[TASK GOAL] In your copy of the data, omit the pictures and keep all else exactly as given.

[SOURCE DATA]
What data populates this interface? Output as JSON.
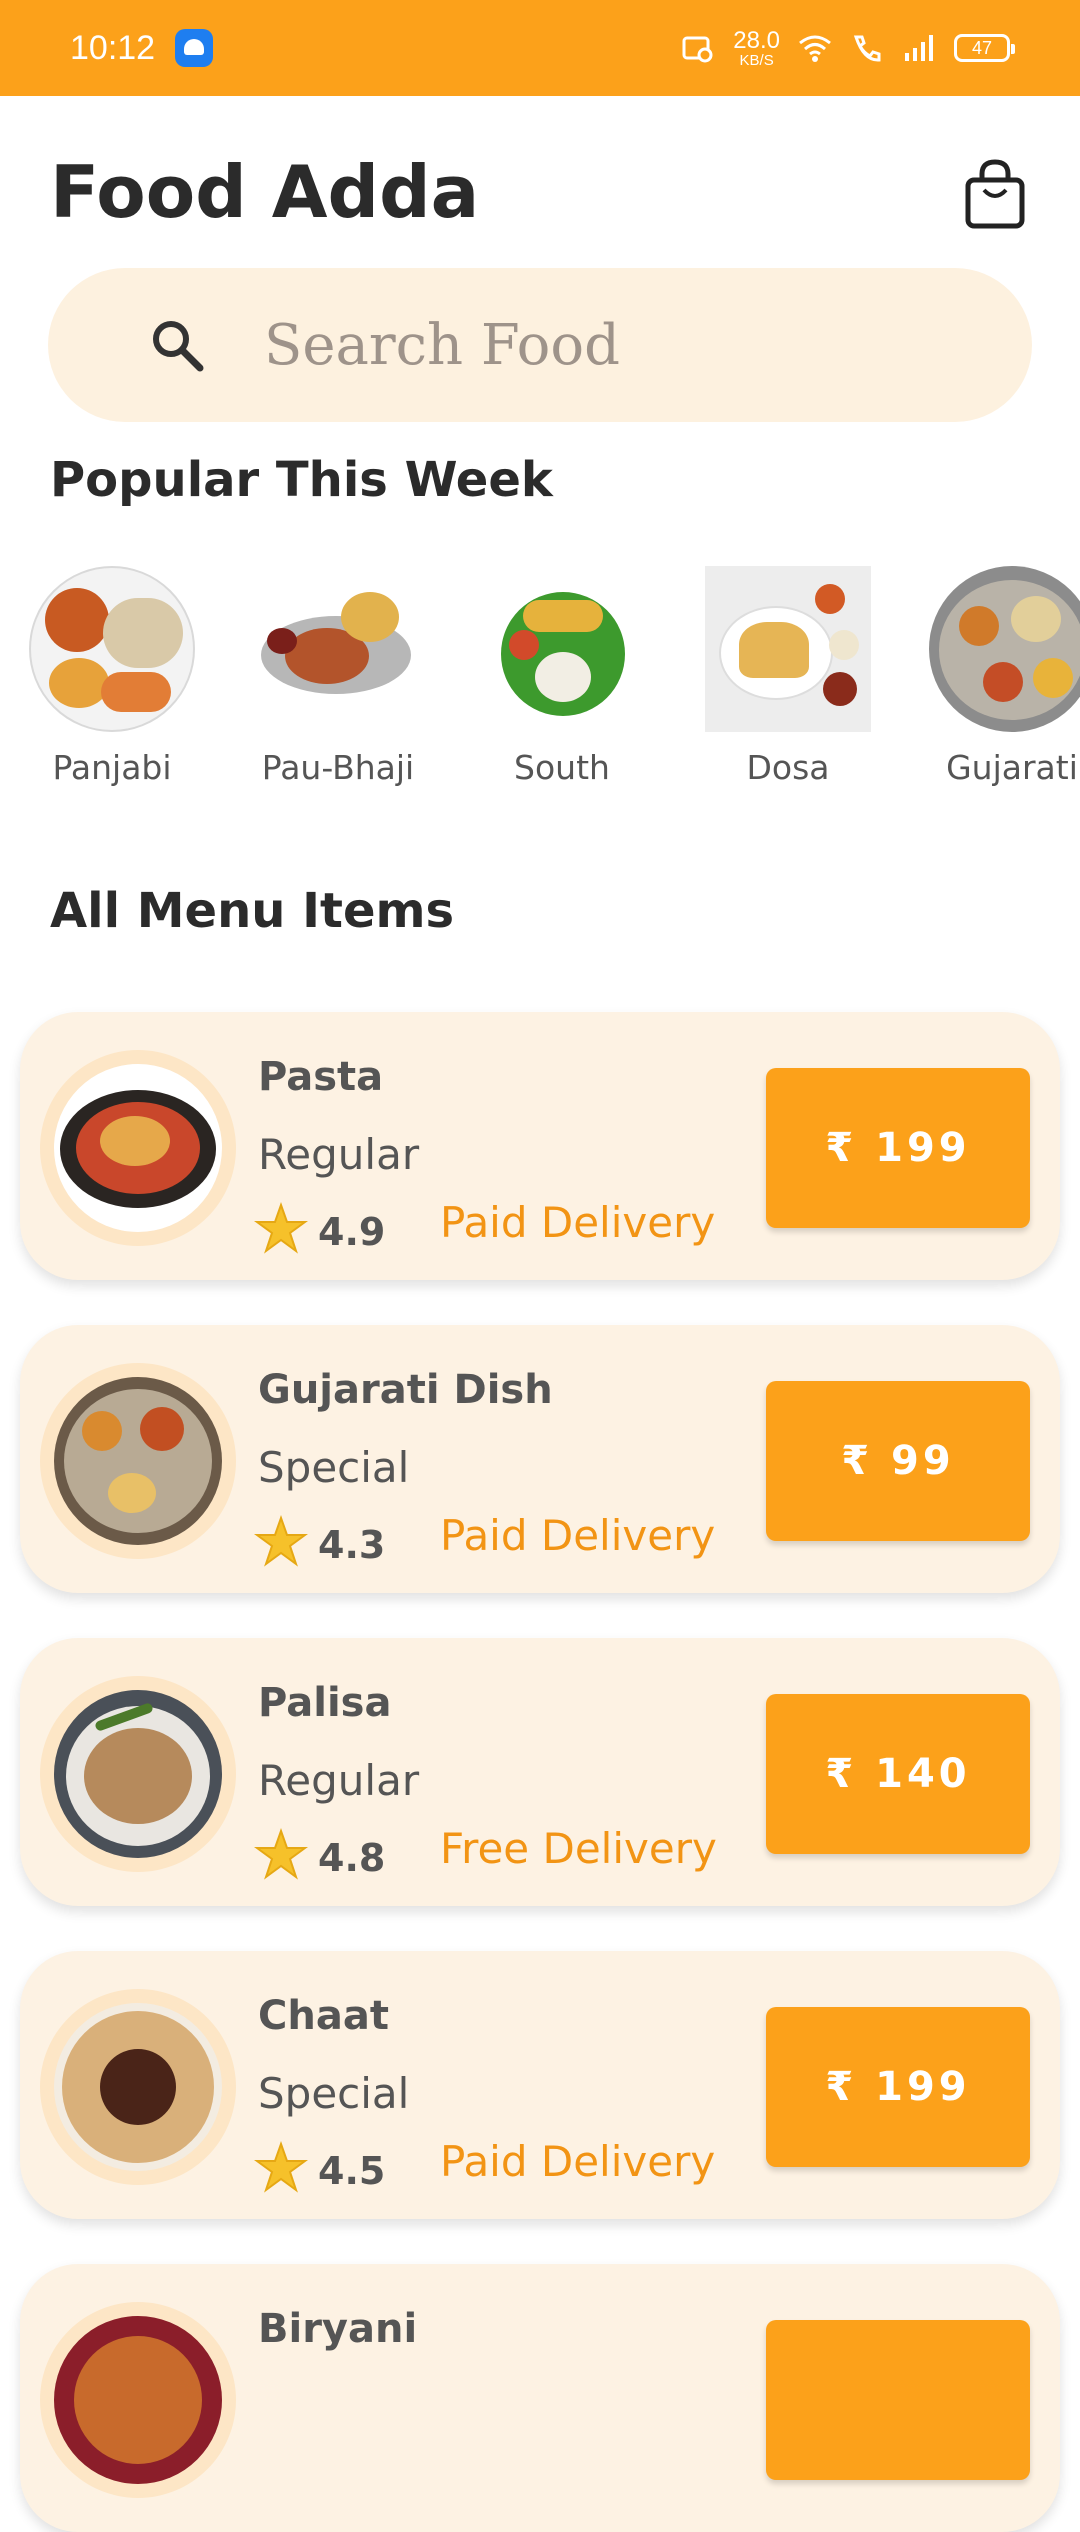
{
  "status_bar": {
    "time": "10:12",
    "speed_value": "28.0",
    "speed_unit": "KB/S",
    "battery": "47",
    "icons": [
      "android-app-icon",
      "screen-record-icon",
      "wifi-icon",
      "wifi-call-icon",
      "signal-icon",
      "battery-icon"
    ]
  },
  "header": {
    "title": "Food Adda",
    "cart_icon": "shopping-bag-icon"
  },
  "search": {
    "placeholder": "Search Food",
    "icon": "search-icon"
  },
  "popular": {
    "title": "Popular This Week",
    "items": [
      {
        "label": "Panjabi"
      },
      {
        "label": "Pau-Bhaji"
      },
      {
        "label": "South"
      },
      {
        "label": "Dosa"
      },
      {
        "label": "Gujarati"
      }
    ]
  },
  "menu": {
    "title": "All Menu Items",
    "items": [
      {
        "name": "Pasta",
        "type": "Regular",
        "rating": "4.9",
        "delivery": "Paid Delivery",
        "price": "₹ 199"
      },
      {
        "name": "Gujarati Dish",
        "type": "Special",
        "rating": "4.3",
        "delivery": "Paid Delivery",
        "price": "₹ 99"
      },
      {
        "name": "Palisa",
        "type": "Regular",
        "rating": "4.8",
        "delivery": "Free Delivery",
        "price": "₹ 140"
      },
      {
        "name": "Chaat",
        "type": "Special",
        "rating": "4.5",
        "delivery": "Paid Delivery",
        "price": "₹ 199"
      },
      {
        "name": "Biryani",
        "type": "",
        "rating": "",
        "delivery": "",
        "price": ""
      }
    ]
  },
  "colors": {
    "accent": "#fca11a",
    "card_bg": "#fdf2e3",
    "search_bg": "#fdf1df",
    "delivery_text": "#f29414"
  }
}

[RESULT FOR THIS EXERCISE]
What data populates this interface? Output as JSON.
{
  "status_bar": {
    "time": "10:12",
    "speed_value": "28.0",
    "speed_unit": "KB/S",
    "battery": "47",
    "icons": [
      "android-app-icon",
      "screen-record-icon",
      "wifi-icon",
      "wifi-call-icon",
      "signal-icon",
      "battery-icon"
    ]
  },
  "header": {
    "title": "Food Adda",
    "cart_icon": "shopping-bag-icon"
  },
  "search": {
    "placeholder": "Search Food",
    "icon": "search-icon"
  },
  "popular": {
    "title": "Popular This Week",
    "items": [
      {
        "label": "Panjabi"
      },
      {
        "label": "Pau-Bhaji"
      },
      {
        "label": "South"
      },
      {
        "label": "Dosa"
      },
      {
        "label": "Gujarati"
      }
    ]
  },
  "menu": {
    "title": "All Menu Items",
    "items": [
      {
        "name": "Pasta",
        "type": "Regular",
        "rating": "4.9",
        "delivery": "Paid Delivery",
        "price": "₹ 199"
      },
      {
        "name": "Gujarati Dish",
        "type": "Special",
        "rating": "4.3",
        "delivery": "Paid Delivery",
        "price": "₹ 99"
      },
      {
        "name": "Palisa",
        "type": "Regular",
        "rating": "4.8",
        "delivery": "Free Delivery",
        "price": "₹ 140"
      },
      {
        "name": "Chaat",
        "type": "Special",
        "rating": "4.5",
        "delivery": "Paid Delivery",
        "price": "₹ 199"
      },
      {
        "name": "Biryani",
        "type": "",
        "rating": "",
        "delivery": "",
        "price": ""
      }
    ]
  },
  "colors": {
    "accent": "#fca11a",
    "card_bg": "#fdf2e3",
    "search_bg": "#fdf1df",
    "delivery_text": "#f29414"
  }
}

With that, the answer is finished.